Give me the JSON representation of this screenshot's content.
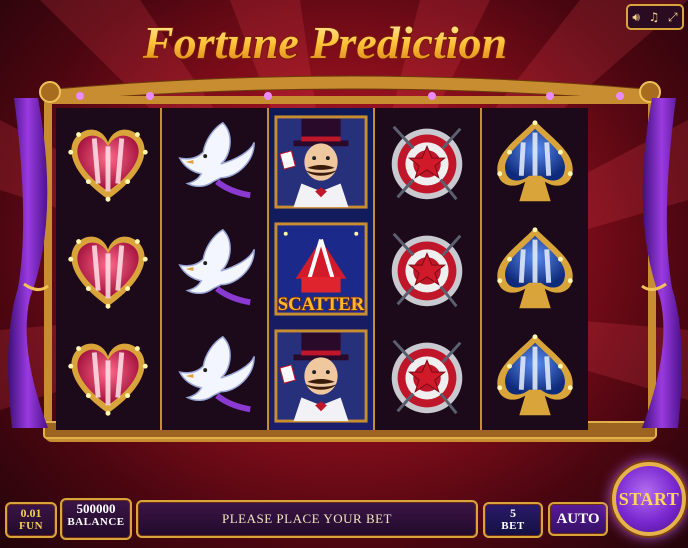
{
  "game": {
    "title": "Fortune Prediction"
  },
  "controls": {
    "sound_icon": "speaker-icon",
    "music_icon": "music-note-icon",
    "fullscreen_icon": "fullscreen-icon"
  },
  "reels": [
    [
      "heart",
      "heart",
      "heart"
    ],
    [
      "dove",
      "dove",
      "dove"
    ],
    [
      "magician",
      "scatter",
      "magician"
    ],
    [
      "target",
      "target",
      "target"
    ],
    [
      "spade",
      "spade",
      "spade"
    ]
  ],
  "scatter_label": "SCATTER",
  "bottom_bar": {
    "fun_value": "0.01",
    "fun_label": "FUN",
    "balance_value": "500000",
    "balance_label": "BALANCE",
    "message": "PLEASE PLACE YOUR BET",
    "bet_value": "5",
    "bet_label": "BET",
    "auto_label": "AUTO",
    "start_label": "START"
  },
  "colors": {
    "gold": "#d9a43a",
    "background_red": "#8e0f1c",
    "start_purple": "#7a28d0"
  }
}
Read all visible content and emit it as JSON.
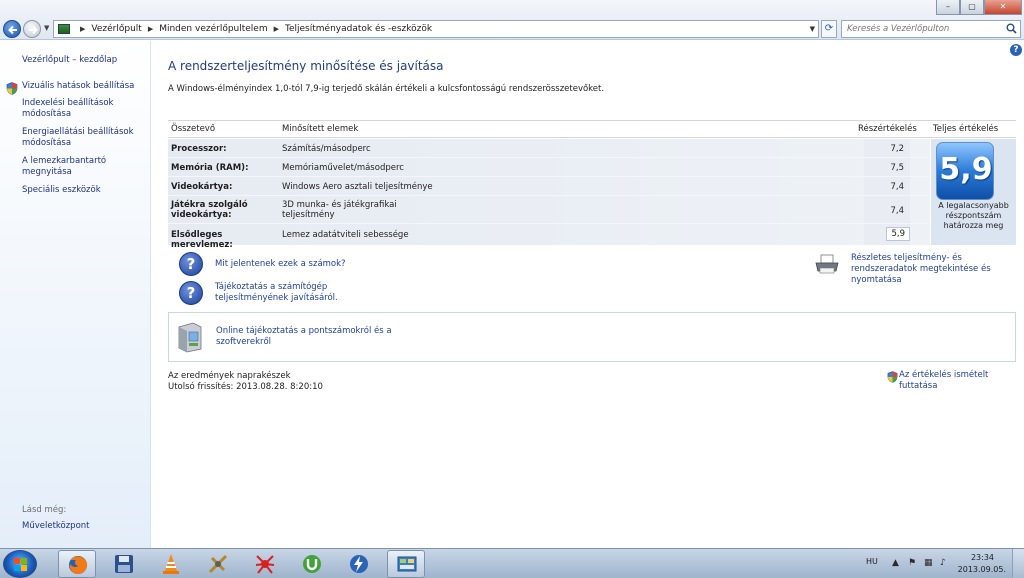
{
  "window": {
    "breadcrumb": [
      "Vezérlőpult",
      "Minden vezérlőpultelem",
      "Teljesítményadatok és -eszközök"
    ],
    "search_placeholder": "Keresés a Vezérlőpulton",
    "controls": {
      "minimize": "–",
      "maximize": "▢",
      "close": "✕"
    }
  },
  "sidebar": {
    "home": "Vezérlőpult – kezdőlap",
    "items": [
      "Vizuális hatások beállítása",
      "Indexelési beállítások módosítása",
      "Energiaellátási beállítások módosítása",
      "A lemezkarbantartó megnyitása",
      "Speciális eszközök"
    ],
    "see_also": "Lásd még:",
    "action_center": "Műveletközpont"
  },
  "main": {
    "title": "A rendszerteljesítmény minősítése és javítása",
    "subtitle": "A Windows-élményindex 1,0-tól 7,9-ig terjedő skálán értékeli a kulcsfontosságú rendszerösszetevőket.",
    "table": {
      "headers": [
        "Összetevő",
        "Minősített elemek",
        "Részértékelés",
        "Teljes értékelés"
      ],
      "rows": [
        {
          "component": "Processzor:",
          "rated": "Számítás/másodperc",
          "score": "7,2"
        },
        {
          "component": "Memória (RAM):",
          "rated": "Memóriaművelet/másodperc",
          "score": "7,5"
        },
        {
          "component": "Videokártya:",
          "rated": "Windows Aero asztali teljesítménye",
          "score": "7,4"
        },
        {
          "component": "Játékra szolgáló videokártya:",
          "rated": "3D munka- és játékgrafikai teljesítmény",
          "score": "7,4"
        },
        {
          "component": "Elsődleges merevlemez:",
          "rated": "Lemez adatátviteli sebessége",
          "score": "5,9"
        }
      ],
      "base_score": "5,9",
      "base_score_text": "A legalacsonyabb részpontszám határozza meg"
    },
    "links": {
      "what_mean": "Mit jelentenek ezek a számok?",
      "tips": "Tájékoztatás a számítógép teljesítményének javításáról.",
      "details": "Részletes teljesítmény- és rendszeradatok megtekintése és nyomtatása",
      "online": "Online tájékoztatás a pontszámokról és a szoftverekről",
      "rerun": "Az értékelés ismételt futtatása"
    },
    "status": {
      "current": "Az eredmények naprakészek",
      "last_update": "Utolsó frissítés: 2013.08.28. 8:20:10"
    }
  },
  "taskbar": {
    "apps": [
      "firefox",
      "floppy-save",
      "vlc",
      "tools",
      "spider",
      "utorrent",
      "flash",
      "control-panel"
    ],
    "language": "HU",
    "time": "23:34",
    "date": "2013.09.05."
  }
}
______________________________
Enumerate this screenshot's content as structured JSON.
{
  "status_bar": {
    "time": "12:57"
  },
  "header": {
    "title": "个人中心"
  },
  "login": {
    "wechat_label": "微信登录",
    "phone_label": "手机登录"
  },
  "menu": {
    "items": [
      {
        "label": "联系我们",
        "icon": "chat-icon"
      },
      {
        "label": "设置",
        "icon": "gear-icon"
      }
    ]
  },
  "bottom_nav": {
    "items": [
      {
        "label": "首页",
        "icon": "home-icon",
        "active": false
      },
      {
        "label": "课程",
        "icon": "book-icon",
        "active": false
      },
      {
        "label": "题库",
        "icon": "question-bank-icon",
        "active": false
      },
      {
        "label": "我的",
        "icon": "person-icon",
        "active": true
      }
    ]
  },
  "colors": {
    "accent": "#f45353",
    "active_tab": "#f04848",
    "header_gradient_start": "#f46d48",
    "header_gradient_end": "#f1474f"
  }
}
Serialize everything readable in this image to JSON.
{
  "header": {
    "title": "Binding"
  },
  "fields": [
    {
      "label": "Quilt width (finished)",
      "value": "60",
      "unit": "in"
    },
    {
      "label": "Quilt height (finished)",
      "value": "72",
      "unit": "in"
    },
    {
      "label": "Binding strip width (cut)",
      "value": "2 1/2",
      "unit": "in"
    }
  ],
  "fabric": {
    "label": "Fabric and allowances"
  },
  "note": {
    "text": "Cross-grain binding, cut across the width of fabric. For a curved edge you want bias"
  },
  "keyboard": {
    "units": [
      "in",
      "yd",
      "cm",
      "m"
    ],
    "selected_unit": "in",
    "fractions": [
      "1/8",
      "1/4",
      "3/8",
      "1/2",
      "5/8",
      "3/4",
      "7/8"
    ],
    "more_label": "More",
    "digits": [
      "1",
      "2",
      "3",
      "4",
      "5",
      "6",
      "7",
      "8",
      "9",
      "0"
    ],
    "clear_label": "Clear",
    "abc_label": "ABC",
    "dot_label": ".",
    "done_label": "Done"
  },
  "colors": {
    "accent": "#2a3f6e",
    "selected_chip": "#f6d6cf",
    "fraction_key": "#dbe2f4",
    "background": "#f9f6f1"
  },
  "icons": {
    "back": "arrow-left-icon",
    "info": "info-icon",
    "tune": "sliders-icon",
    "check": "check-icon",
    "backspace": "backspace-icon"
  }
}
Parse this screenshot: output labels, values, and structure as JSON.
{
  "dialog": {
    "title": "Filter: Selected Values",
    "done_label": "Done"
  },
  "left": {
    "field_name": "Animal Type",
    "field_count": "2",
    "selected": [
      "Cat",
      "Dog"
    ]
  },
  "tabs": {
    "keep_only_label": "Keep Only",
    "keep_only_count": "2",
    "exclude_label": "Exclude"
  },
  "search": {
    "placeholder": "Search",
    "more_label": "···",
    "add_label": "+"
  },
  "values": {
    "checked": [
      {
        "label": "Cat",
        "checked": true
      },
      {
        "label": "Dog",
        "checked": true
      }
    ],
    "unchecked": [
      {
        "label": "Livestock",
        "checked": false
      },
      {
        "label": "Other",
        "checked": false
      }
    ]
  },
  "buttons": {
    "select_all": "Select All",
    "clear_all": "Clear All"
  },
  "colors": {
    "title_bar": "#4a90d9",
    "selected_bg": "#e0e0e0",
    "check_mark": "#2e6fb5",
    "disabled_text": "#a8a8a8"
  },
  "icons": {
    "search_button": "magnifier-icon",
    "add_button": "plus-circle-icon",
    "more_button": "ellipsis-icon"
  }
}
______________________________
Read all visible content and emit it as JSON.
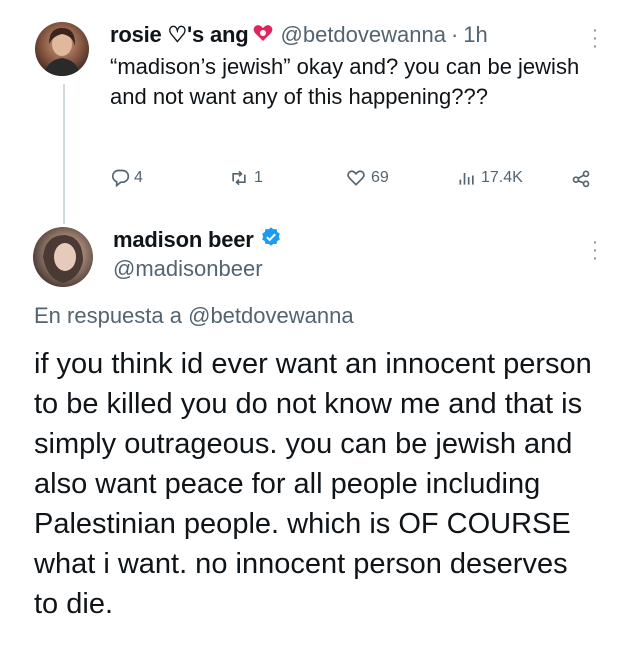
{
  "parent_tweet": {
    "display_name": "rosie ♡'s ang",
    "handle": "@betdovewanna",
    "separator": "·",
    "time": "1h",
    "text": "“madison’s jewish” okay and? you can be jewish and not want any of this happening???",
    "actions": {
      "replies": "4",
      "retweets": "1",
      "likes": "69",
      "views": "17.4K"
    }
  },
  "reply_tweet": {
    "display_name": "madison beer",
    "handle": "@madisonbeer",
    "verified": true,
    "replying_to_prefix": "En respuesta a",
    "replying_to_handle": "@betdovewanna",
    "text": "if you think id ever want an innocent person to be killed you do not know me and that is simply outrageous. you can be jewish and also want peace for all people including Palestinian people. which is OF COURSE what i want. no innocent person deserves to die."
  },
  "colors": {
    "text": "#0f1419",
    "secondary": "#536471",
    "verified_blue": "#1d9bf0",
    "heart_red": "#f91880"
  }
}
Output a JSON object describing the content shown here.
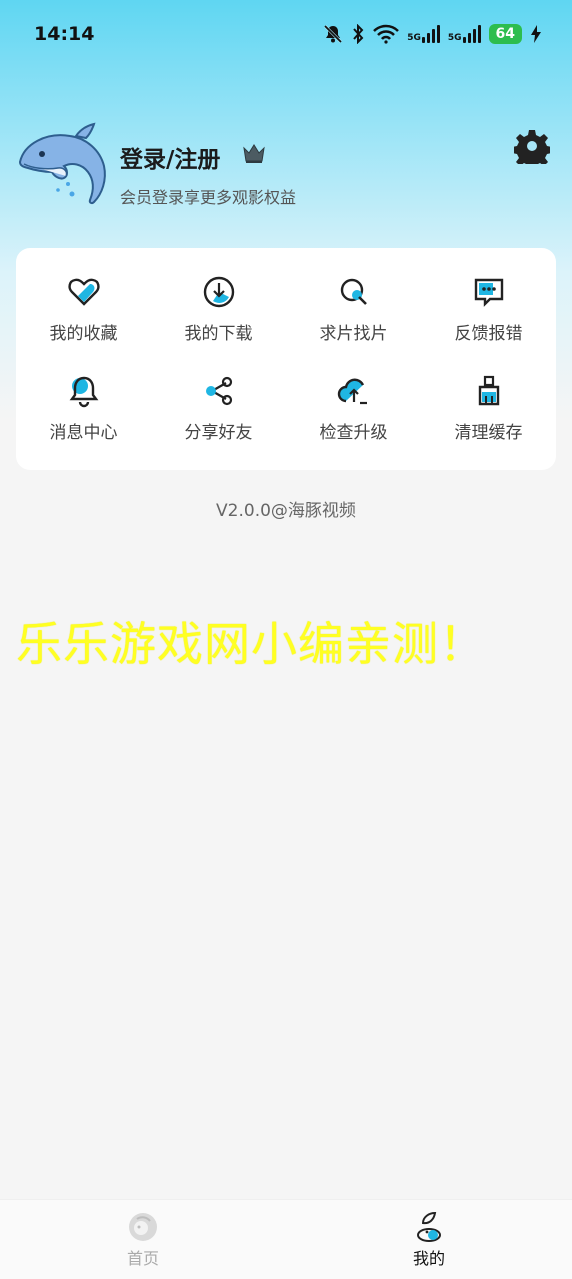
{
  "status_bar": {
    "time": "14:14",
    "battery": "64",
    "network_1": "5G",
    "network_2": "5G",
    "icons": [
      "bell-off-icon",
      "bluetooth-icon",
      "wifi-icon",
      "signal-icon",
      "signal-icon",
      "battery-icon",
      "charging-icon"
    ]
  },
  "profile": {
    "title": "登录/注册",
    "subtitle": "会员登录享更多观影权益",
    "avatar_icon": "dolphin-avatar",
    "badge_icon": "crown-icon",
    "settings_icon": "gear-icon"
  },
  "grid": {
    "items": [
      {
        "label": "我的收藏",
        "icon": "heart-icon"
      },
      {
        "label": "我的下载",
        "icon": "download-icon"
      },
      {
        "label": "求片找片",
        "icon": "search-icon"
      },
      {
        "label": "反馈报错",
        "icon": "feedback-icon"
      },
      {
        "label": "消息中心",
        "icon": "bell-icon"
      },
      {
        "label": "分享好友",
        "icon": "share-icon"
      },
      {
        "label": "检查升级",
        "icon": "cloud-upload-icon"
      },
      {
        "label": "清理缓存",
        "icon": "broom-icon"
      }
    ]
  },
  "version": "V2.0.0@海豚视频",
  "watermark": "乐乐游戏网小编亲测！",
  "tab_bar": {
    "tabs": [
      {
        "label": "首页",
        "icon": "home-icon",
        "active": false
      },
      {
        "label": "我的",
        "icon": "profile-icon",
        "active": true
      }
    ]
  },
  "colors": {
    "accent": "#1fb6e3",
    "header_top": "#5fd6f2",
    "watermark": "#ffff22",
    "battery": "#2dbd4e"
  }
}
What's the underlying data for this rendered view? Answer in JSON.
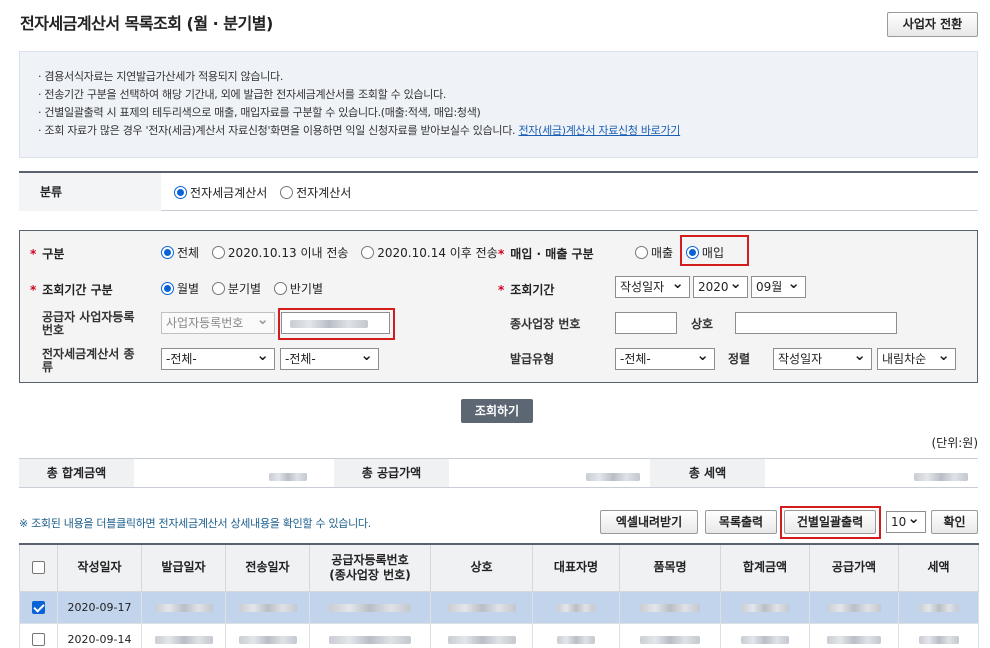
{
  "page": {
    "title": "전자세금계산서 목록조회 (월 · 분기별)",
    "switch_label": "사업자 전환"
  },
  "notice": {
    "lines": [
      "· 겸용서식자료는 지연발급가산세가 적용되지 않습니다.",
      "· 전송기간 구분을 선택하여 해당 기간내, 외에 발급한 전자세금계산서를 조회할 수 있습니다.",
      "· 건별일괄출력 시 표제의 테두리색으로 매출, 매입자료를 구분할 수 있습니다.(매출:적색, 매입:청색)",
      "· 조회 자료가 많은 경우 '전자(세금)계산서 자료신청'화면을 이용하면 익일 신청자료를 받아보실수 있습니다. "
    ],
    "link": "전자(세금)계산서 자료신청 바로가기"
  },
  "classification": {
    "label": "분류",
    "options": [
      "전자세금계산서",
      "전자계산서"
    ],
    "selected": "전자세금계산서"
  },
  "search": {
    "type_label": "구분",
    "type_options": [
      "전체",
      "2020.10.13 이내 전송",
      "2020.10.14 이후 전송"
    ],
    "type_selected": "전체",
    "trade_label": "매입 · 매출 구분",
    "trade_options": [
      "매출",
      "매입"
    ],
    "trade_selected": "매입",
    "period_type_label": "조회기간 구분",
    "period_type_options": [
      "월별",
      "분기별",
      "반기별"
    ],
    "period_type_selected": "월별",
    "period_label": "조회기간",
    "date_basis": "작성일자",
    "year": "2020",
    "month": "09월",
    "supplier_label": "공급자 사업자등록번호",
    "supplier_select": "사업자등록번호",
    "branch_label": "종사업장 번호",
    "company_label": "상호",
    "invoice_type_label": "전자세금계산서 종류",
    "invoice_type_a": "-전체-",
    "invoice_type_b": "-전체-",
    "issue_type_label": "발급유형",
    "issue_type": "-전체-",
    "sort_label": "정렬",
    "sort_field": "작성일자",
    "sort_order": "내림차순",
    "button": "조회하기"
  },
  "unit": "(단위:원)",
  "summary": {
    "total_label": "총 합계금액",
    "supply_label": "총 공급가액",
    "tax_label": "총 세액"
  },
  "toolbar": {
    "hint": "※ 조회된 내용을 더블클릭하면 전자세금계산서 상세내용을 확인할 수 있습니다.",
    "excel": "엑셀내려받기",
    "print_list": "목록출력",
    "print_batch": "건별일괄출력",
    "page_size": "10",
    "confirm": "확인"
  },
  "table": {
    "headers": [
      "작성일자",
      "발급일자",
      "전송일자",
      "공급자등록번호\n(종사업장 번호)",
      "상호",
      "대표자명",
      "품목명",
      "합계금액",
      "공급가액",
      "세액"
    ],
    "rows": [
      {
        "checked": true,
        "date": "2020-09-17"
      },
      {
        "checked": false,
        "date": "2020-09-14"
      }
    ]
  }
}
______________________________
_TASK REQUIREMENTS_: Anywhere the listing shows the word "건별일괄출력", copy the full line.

_ANSWER AREA_:
      "· 건별일괄출력 시 표제의 테두리색으로 매출, 매입자료를 구분할 수 있습니다.(매출:적색, 매입:청색)",
    "print_batch": "건별일괄출력",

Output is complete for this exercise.